During training and before games, the Sparks not only scout their next opponent. In the midst of a tight playoff race, the team is also shattering its ever-changing playoff hopes.
“We know our chances are somewhere around 1% or 2%,” said interim head coach Fred Williams on Sunday ahead of a competitive game in Washington. “But as long as you have a percent there, we’ll try.”
The Sparks’ 79-76 win over the playoff-tied Mystics helped keep their slim postseason chances alive, but they remain on the fence as they enter the final homestand of the regular season. The Sparks (13-20) are two games away against playoff-tied Connecticut and the regular-season finale against playoff hopeful Dallas, one game out of the playoff race, but are 11th overall and need to probably win .
Sixth-seeded Dallas (16-16) has moved comfortably ahead in the race with a 2 1/2 game lead over Atlanta and Phoenix, who are tied 14-19. New York (13-19) and Minnesota (13-20) stay ahead of the Sparks in the crowded race. With only Indiana Fever eliminated from the playoffs, any team seeking a postseason berth has multiple games against playoff-tied teams or competitors.
Of the four other teams in the mix for the last two postseason spots, the Sparks only claim the head-to-head tiebreaker against Phoenix.
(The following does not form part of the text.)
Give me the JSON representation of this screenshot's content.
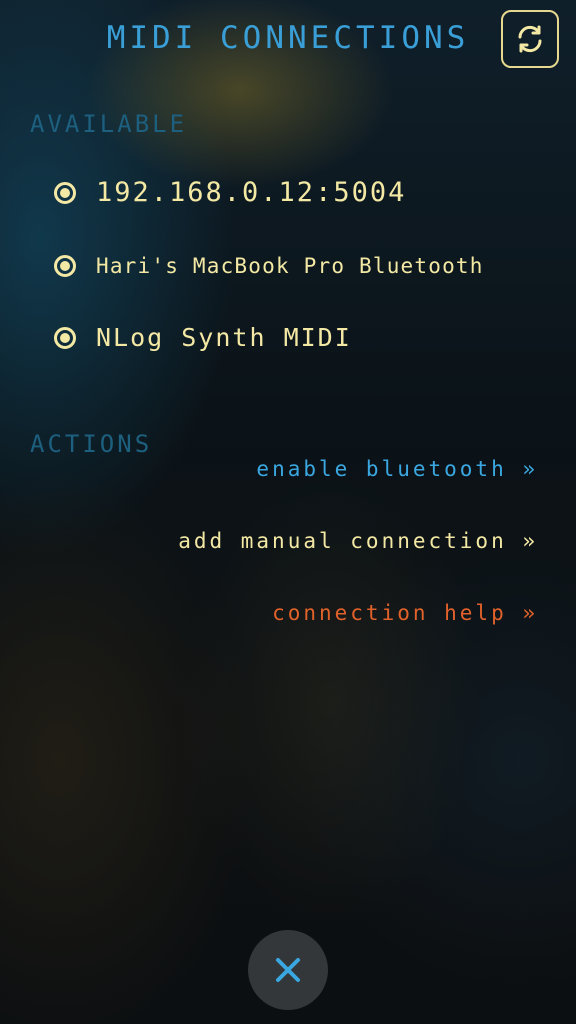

Atlanta, New York and Minnesota all went 2-1 against the Sparks in the regular season.
The crowded playoff race gave even more meaning to the Sparks’ recent four-game road trip as it decided the season series against New York and Atlanta. Extending their losing streak to six, including a New York encounter and a heartbreaking loss to Atlanta, nearly ended the Sparks’ playoff chances.
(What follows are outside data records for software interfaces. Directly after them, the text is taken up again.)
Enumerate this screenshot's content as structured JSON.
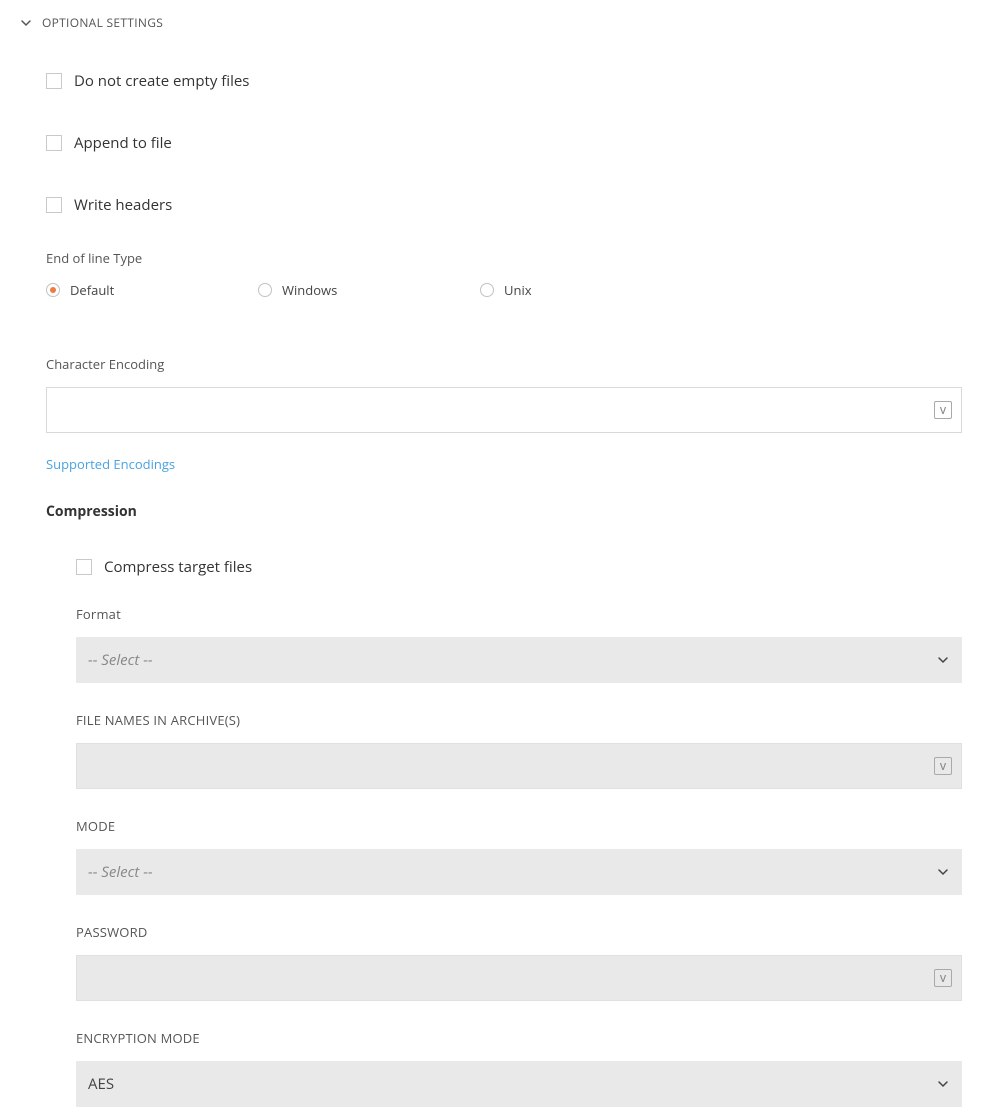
{
  "header": {
    "title": "OPTIONAL SETTINGS"
  },
  "checkboxes": {
    "no_empty": "Do not create empty files",
    "append": "Append to file",
    "write_headers": "Write headers"
  },
  "eol": {
    "label": "End of line Type",
    "options": {
      "default": "Default",
      "windows": "Windows",
      "unix": "Unix"
    }
  },
  "encoding": {
    "label": "Character Encoding",
    "link": "Supported Encodings"
  },
  "compression": {
    "title": "Compression",
    "compress_label": "Compress target files",
    "format_label": "Format",
    "format_placeholder": "-- Select --",
    "filenames_label": "FILE NAMES IN ARCHIVE(S)",
    "mode_label": "MODE",
    "mode_placeholder": "-- Select --",
    "password_label": "PASSWORD",
    "encryption_label": "ENCRYPTION MODE",
    "encryption_value": "AES"
  },
  "icons": {
    "variable_glyph": "V"
  }
}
Cheyenne Parker’s baseline ride in Atlanta with 0.3 seconds remaining looked like it would be the decisive blow in the Sparks’ disappointing season, a loss too disheartening to recover from. However, with the postseason at stake, the Sparks hit back on Sunday to end the difficult road trip with a confident win.
“No matter what our circumstances are, no matter how many games we want to win back, we always go out and compete and play hard and I think that’s what really keeps us going,” Nneka told Ogwumike after graduating with 15 points and six rebounds against Washington. “We don’t have people quitting.”
Sunday’s victory was the team’s first since center Liz Cambage abruptly left the team as part of a “contract divorce.” The acrimonious split and an ongoing injury to Chiney Ogwumike, who has struggled with blurred vision since clashing with New Yorker Rebecca Allen on August 2, opened up a bigger role for rookie Olivia Nelson-Ododa.
The 6-foot-5 Connecticut forward has started three straight games, including a career-best 10-rebound, four-block performance against the Liberty on Aug. 3, which she followed up with 10 points against the Dream two days later. Nelson-Ododa had four points, five rebounds and two blocks against the Mystics and calmly sunk two clutch free throws with 4.4 seconds remaining to secure the win.
“She’s almost out of the rookie stage,” Williams said. “She’s more of a veteran now for this part of the season.”
Guard Brittney Sykes, who has scored double figures in five straight games, noted the rookie’s fearlessness. Nneka Ogwumike said Nelson-Ododa “just got it” in a way most beginners don’t.
“And she never complains,” added security guard Jordin Canada. “She’s learning as she goes, but you just see the potential she has to be a really great post player.”
The emergence of the second-round draft pick offers hope for the Sparks’ future even if they don’t make the playoffs. The next steps of the franchise’s much-needed rebuild are hampered by the instability of the roster left behind by former general manager and coach Derek Fisher.
Katie Lou Samuelson and Chennedy Carter are the only players with protected contracts for next season. Nelson-Ododa, fellow rookie Rae Burrell and sophomore forward Jasmine Walker have unprotected deals. Former franchise No. 1 and longtime pillar Nneka Ogwumike is one of six unrestricted free agents.
While Nneka Ogwumike expressed a desire to stay in LA when asked about her future following Fisher’s firing in June, the organization may struggle to build around the proven superstar. There’s no draft lottery consolation prize for the Sparks if they miss the playoffs because they traded their 2023 first-round draft pick to Atlanta along with guard Erica Wheeler on the move that brought Carter to the team in February . The dream then traded the pickaxe with the mystics.
Carter gave a glimpse of her brilliance on July 28 with 23 points in 20 minutes against the Mercury, but hasn’t found consistent base with the Sparks. Despite the team’s short bench, Carter stayed on the touchline for the last three games because Williams simply referred to it as “the coach’s call.”
https://www.latimes.com/sports/sparks/story/2022-08-08/how-los-angeles-sparks-can-still-make-wnba-playoffs How the Los Angeles Sparks could still make WNBA playoffs